An article from the latest email newsletter from Writer’s Digest shares a bad experience a writer ran into with blogging. The writer, I believe, didn’t do anything wrong. Successful blogging requires authenticity, but the writer got burned instead.
Sandra Scoppettone, the blogger mentioned in the article, regularly blogged about the writing life. Then trouble came with this blog entry. The article summarizes what happened as a result of the entry:
Two Novembers ago, she blogged about her editor’s departure from publishing and laid bare her anxieties about her future as a published writer. By day’s end, Scoppettone had been pilloried in the comments section of her site — as well as on others’ sites — for her ‘ageist’ attitude and for complaining about the lack of follow-through on promised marketing plans. What she believed was an honest, thoughtful post brought her nothing but scorn.
Was it wrong of her to write about her feelings? Her blog was about the writing life and she was honest about how the changing of editors affected her. Perhaps, it would’ve been better not to discuss the age issue, but look at it from an “experienced” standpoint.
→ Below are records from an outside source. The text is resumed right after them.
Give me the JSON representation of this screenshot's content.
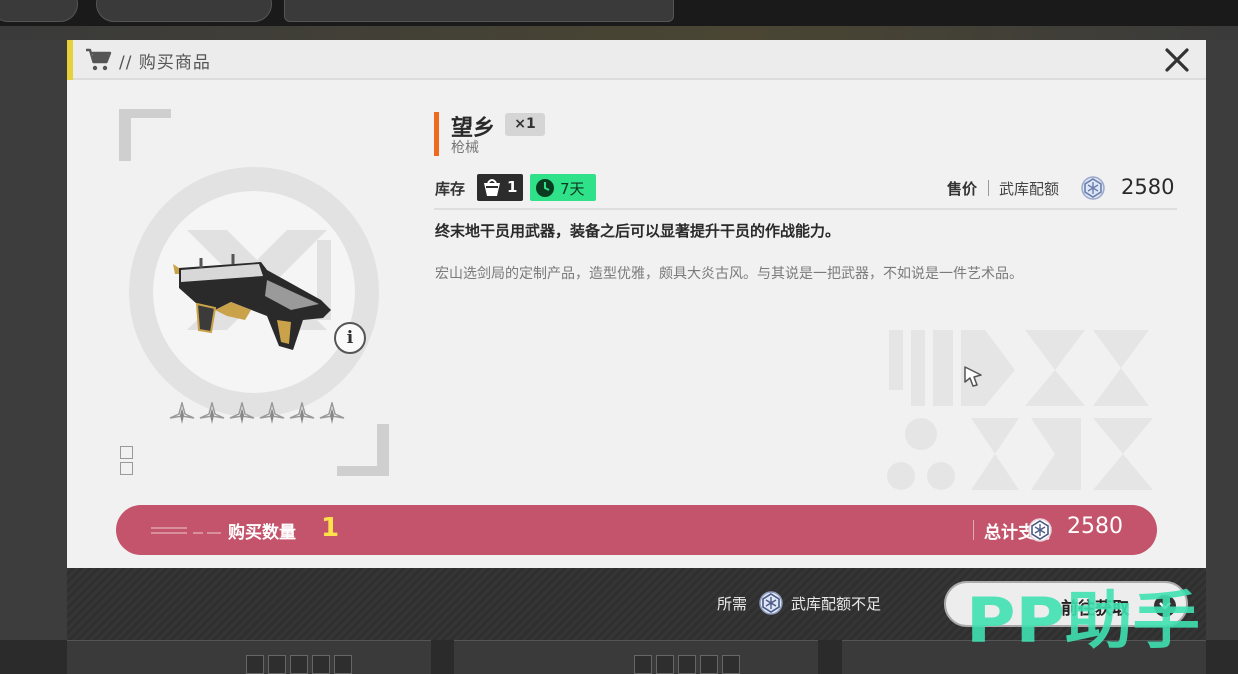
{
  "dialog": {
    "title": "// 购买商品",
    "icons": {
      "cart": "cart-icon",
      "close": "close-icon",
      "info": "info-icon",
      "currency": "arsenal-coin-icon"
    }
  },
  "item": {
    "name": "望乡",
    "count": "×1",
    "type": "枪械",
    "rarity_stars": 6,
    "stock_label": "库存",
    "stock_value": "1",
    "time_value": "7天",
    "price_label": "售价",
    "currency_name": "武库配额",
    "price": "2580",
    "description": "终末地干员用武器，装备之后可以显著提升干员的作战能力。",
    "flavor": "宏山选剑局的定制产品，造型优雅，颇具大炎古风。与其说是一把武器，不如说是一件艺术品。"
  },
  "purchase": {
    "qty_label": "购买数量",
    "qty_value": "1",
    "total_label": "总计支付",
    "total_value": "2580"
  },
  "footer": {
    "need_label": "所需",
    "need_text": "武库配额不足",
    "go_label": "前往获取"
  },
  "watermark": {
    "text": "PP助手"
  },
  "colors": {
    "accent_yellow": "#e6d13a",
    "name_bar": "#ee6b1e",
    "qty_bar": "#c4546b",
    "qty_value": "#ffe14a",
    "time_badge": "#2fe28a"
  }
}
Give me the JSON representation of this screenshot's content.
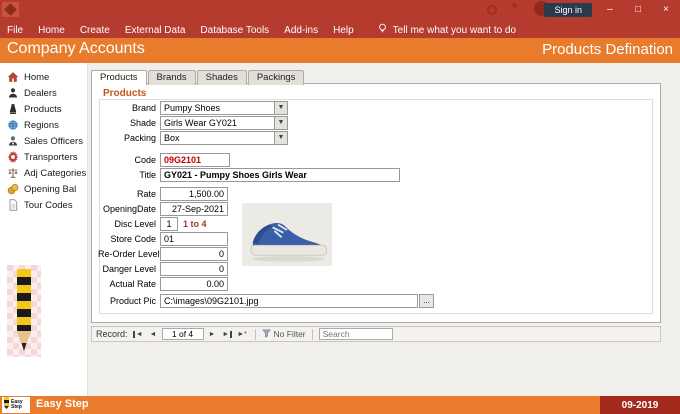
{
  "colors": {
    "titlebar": "#b43b2d",
    "accent_orange": "#e87c2c",
    "dark_red": "#a32b1d",
    "code_red": "#c00000"
  },
  "titlebar": {
    "menus": [
      "File",
      "Home",
      "Create",
      "External Data",
      "Database Tools",
      "Add-ins",
      "Help"
    ],
    "tell_me": "Tell me what you want to do",
    "sign_in": "Sign in",
    "controls": {
      "minimize": "–",
      "maximize": "□",
      "close": "×"
    }
  },
  "header": {
    "title": "Company Accounts",
    "subtitle": "Products Defination"
  },
  "sidebar": {
    "items": [
      {
        "label": "Home"
      },
      {
        "label": "Dealers"
      },
      {
        "label": "Products"
      },
      {
        "label": "Regions"
      },
      {
        "label": "Sales Officers"
      },
      {
        "label": "Transporters"
      },
      {
        "label": "Adj Categories"
      },
      {
        "label": "Opening Bal"
      },
      {
        "label": "Tour Codes"
      }
    ]
  },
  "tabs": [
    {
      "label": "Products"
    },
    {
      "label": "Brands"
    },
    {
      "label": "Shades"
    },
    {
      "label": "Packings"
    }
  ],
  "form": {
    "section_title": "Products",
    "fields": {
      "brand": {
        "label": "Brand",
        "value": "Pumpy Shoes"
      },
      "shade": {
        "label": "Shade",
        "value": "Girls Wear GY021"
      },
      "packing": {
        "label": "Packing",
        "value": "Box"
      },
      "code": {
        "label": "Code",
        "value": "09G2101"
      },
      "title": {
        "label": "Title",
        "value": "GY021 - Pumpy Shoes Girls Wear"
      },
      "rate": {
        "label": "Rate",
        "value": "1,500.00"
      },
      "opening_date": {
        "label": "OpeningDate",
        "value": "27-Sep-2021"
      },
      "disc_level": {
        "label": "Disc Level",
        "value": "1",
        "hint": "1 to 4"
      },
      "store_code": {
        "label": "Store Code",
        "value": "01"
      },
      "reorder_level": {
        "label": "Re-Order Level",
        "value": "0"
      },
      "danger_level": {
        "label": "Danger Level",
        "value": "0"
      },
      "actual_rate": {
        "label": "Actual Rate",
        "value": "0.00"
      },
      "product_pic": {
        "label": "Product Pic",
        "value": "C:\\images\\09G2101.jpg",
        "browse": "..."
      }
    }
  },
  "icons": {
    "dropdown_arrow": "▼"
  },
  "record_nav": {
    "label": "Record:",
    "position": "1 of 4",
    "first": "◄",
    "prev": "◄",
    "next": "►",
    "last": "►",
    "new_record": "►*",
    "filter_label": "No Filter",
    "search_placeholder": "Search"
  },
  "statusbar": {
    "logo_top": "Easy",
    "logo_bottom": "Step",
    "app_name": "Easy Step",
    "period": "09-2019"
  }
}
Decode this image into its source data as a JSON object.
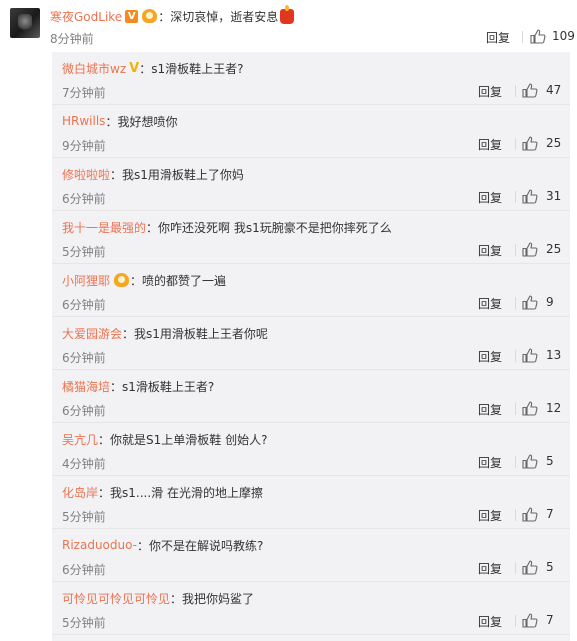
{
  "comment": {
    "username": "寒夜GodLike",
    "separator": "：",
    "text": "深切哀悼，逝者安息",
    "time": "8分钟前",
    "reply_label": "回复",
    "likes": "109"
  },
  "replies": [
    {
      "username": "微白城市wz",
      "separator": "：",
      "text": "s1滑板鞋上王者?",
      "time": "7分钟前",
      "reply_label": "回复",
      "likes": "47"
    },
    {
      "username": "HRwills",
      "separator": "：",
      "text": "我好想喷你",
      "time": "9分钟前",
      "reply_label": "回复",
      "likes": "25"
    },
    {
      "username": "修啦啦啦",
      "separator": "：",
      "text": "我s1用滑板鞋上了你妈",
      "time": "6分钟前",
      "reply_label": "回复",
      "likes": "31"
    },
    {
      "username": "我十一是最强的",
      "separator": "：",
      "text": "你咋还没死啊 我s1玩腕豪不是把你摔死了么",
      "time": "5分钟前",
      "reply_label": "回复",
      "likes": "25"
    },
    {
      "username": "小阿狸耶",
      "separator": "：",
      "text": "喷的都赞了一遍",
      "time": "6分钟前",
      "reply_label": "回复",
      "likes": "9"
    },
    {
      "username": "大爱园游会",
      "separator": "：",
      "text": "我s1用滑板鞋上王者你呢",
      "time": "6分钟前",
      "reply_label": "回复",
      "likes": "13"
    },
    {
      "username": "橘猫海培",
      "separator": "：",
      "text": "s1滑板鞋上王者?",
      "time": "6分钟前",
      "reply_label": "回复",
      "likes": "12"
    },
    {
      "username": "吴亢几",
      "separator": "：",
      "text": "你就是S1上单滑板鞋 创始人?",
      "time": "4分钟前",
      "reply_label": "回复",
      "likes": "5"
    },
    {
      "username": "化岛岸",
      "separator": "：",
      "text": "我s1....滑  在光滑的地上摩擦",
      "time": "5分钟前",
      "reply_label": "回复",
      "likes": "7"
    },
    {
      "username": "Rizaduoduo-",
      "separator": "：",
      "text": "你不是在解说吗教练?",
      "time": "6分钟前",
      "reply_label": "回复",
      "likes": "5"
    },
    {
      "username": "可怜见可怜见可怜见",
      "separator": "：",
      "text": "我把你妈鲨了",
      "time": "5分钟前",
      "reply_label": "回复",
      "likes": "7"
    }
  ],
  "colors": {
    "username": "#eb7350",
    "text": "#333333",
    "time": "#808080",
    "reply_bg": "#f2f2f5"
  },
  "icons": {
    "like": "thumbs-up-icon",
    "vip": "vip-badge-icon",
    "verified": "gold-v-icon",
    "medal": "medal-badge-icon",
    "candle": "candle-emoji"
  }
}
That’s one nice thing about working virtually with my clients. I have no idea what they look like, how old they are, or anything else that would be given away if they should walk into my office. Some judge me as soon as I open my mouth and make a sound. If it weren’t for email and the Internet, I would most likely not be the writer I am today. People get to know ME without letting my speech or trouble understanding their speech interfere.
While blogging, I try to remember to ask this question, “If I were interviewing for a job or freelance work, would I want the potential employer or client to read this?” Of course, you want to remain honest and real. It’s about balance.
My oldest is big on MySpace. I had a conversation with her where I warned her about how she represents herself on MySpace. College admissions personnel and future employees could read that stuff one day. It was a challenging conversation and I hope she understood.
Seriously (Thank you, Grey’s Anatomy). Short of not talking about themselves online, how can teens avoid anything that might not go over well with a future employer? Kids will be kids. They’ll pull pranks, do things they regret. That’s growing up. They learn from experience. Some grow up maturely and others don’t mature till later.
Heck, Steve Wozniak of Apple fame pulled a prank during Apple’s big and first event where the company introduced the Apple II. In reading this story in his autobiography, I expected a fallout because a prank would affect the company’s reputation. It worked out in the end, but this is an analogy of what you could “write” online that would be considered “politically incorrect.”
Now I’m wondering if this discussion about teens is ‘ageist’ and will get me in trouble. Unwritten rules for what to write on the Internet continue to get more complicated.